[Stored items from a collection]

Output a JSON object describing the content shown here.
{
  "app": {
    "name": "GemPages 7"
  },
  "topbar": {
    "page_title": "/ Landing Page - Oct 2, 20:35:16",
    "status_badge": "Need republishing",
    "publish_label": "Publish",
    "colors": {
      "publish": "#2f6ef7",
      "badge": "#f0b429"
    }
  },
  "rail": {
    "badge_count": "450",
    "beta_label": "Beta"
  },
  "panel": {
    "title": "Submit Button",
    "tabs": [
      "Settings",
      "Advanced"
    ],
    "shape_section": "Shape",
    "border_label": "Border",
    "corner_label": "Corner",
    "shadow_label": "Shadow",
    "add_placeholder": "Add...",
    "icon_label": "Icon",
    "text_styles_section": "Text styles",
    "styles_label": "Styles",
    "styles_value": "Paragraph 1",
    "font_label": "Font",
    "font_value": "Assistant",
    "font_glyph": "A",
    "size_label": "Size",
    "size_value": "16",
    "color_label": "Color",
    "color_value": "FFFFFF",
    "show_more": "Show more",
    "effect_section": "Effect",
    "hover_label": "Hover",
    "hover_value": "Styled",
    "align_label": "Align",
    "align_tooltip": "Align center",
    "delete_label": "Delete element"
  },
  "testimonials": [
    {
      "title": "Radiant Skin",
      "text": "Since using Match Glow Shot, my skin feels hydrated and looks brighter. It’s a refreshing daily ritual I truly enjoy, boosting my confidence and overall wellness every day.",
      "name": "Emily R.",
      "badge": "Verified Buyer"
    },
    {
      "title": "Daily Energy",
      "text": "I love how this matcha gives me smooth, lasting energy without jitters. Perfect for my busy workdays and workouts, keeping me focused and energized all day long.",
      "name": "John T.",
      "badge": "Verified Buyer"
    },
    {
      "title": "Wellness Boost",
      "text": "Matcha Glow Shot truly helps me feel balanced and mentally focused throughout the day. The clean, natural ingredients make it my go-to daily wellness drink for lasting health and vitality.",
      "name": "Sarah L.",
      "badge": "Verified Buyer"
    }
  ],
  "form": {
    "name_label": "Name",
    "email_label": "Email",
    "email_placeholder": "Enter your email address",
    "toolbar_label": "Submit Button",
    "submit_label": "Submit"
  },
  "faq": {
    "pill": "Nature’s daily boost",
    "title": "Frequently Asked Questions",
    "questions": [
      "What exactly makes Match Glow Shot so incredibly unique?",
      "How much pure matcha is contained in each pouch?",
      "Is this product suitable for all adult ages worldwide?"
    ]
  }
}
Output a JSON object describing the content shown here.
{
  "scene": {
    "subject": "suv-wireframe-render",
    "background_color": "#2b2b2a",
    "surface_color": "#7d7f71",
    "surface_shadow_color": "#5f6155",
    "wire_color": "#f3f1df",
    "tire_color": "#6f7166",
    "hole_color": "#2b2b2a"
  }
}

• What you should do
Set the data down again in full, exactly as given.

• Exercise answer
Output a JSON object describing the content shown here.
{
  "app": {
    "name": "GemPages 7"
  },
  "topbar": {
    "page_title": "/ Landing Page - Oct 2, 20:35:16",
    "status_badge": "Need republishing",
    "publish_label": "Publish",
    "colors": {
      "publish": "#2f6ef7",
      "badge": "#f0b429"
    }
  },
  "rail": {
    "badge_count": "450",
    "beta_label": "Beta"
  },
  "panel": {
    "title": "Submit Button",
    "tabs": [
      "Settings",
      "Advanced"
    ],
    "shape_section": "Shape",
    "border_label": "Border",
    "corner_label": "Corner",
    "shadow_label": "Shadow",
    "add_placeholder": "Add...",
    "icon_label": "Icon",
    "text_styles_section": "Text styles",
    "styles_label": "Styles",
    "styles_value": "Paragraph 1",
    "font_label": "Font",
    "font_value": "Assistant",
    "font_glyph": "A",
    "size_label": "Size",
    "size_value": "16",
    "color_label": "Color",
    "color_value": "FFFFFF",
    "show_more": "Show more",
    "effect_section": "Effect",
    "hover_label": "Hover",
    "hover_value": "Styled",
    "align_label": "Align",
    "align_tooltip": "Align center",
    "delete_label": "Delete element"
  },
  "testimonials": [
    {
      "title": "Radiant Skin",
      "text": "Since using Match Glow Shot, my skin feels hydrated and looks brighter. It’s a refreshing daily ritual I truly enjoy, boosting my confidence and overall wellness every day.",
      "name": "Emily R.",
      "badge": "Verified Buyer"
    },
    {
      "title": "Daily Energy",
      "text": "I love how this matcha gives me smooth, lasting energy without jitters. Perfect for my busy workdays and workouts, keeping me focused and energized all day long.",
      "name": "John T.",
      "badge": "Verified Buyer"
    },
    {
      "title": "Wellness Boost",
      "text": "Matcha Glow Shot truly helps me feel balanced and mentally focused throughout the day. The clean, natural ingredients make it my go-to daily wellness drink for lasting health and vitality.",
      "name": "Sarah L.",
      "badge": "Verified Buyer"
    }
  ],
  "form": {
    "name_label": "Name",
    "email_label": "Email",
    "email_placeholder": "Enter your email address",
    "toolbar_label": "Submit Button",
    "submit_label": "Submit"
  },
  "faq": {
    "pill": "Nature’s daily boost",
    "title": "Frequently Asked Questions",
    "questions": [
      "What exactly makes Match Glow Shot so incredibly unique?",
      "How much pure matcha is contained in each pouch?",
      "Is this product suitable for all adult ages worldwide?"
    ]
  }
}
Output a JSON object describing the content shown here.
{
  "scene": {
    "subject": "suv-wireframe-render",
    "background_color": "#2b2b2a",
    "surface_color": "#7d7f71",
    "surface_shadow_color": "#5f6155",
    "wire_color": "#f3f1df",
    "tire_color": "#6f7166",
    "hole_color": "#2b2b2a"
  }
}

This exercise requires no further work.